Exercise objective :: Whenever a line below mentions the word "Firmware", that line should be copied.

Dataset rows describing interfaces ::
----

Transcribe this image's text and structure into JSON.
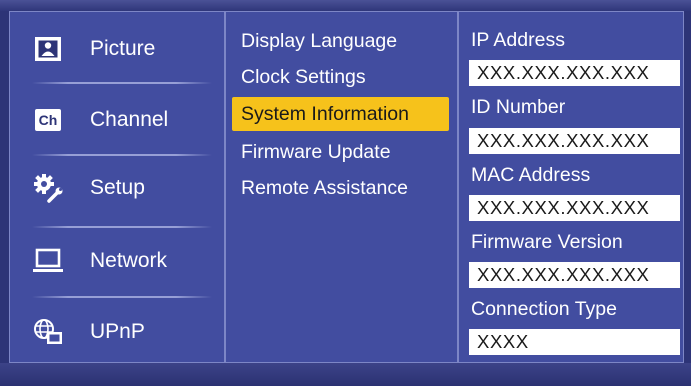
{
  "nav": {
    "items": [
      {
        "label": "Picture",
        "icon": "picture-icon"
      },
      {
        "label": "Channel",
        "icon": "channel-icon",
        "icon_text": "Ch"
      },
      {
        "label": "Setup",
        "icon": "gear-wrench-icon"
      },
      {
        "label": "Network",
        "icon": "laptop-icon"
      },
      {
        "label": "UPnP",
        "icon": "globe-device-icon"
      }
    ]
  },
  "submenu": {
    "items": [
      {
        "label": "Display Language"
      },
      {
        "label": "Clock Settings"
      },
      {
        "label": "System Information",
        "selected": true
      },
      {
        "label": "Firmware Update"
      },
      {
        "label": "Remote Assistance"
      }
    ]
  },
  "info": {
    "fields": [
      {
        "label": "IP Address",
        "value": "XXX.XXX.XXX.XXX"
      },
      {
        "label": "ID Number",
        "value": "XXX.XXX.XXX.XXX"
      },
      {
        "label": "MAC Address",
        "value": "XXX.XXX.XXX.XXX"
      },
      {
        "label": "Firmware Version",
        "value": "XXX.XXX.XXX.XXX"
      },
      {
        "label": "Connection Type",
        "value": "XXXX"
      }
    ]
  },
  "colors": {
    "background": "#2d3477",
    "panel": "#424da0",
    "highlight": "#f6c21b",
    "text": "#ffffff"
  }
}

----

Result ::
        "label": "Firmware Update"
        "label": "Firmware Version",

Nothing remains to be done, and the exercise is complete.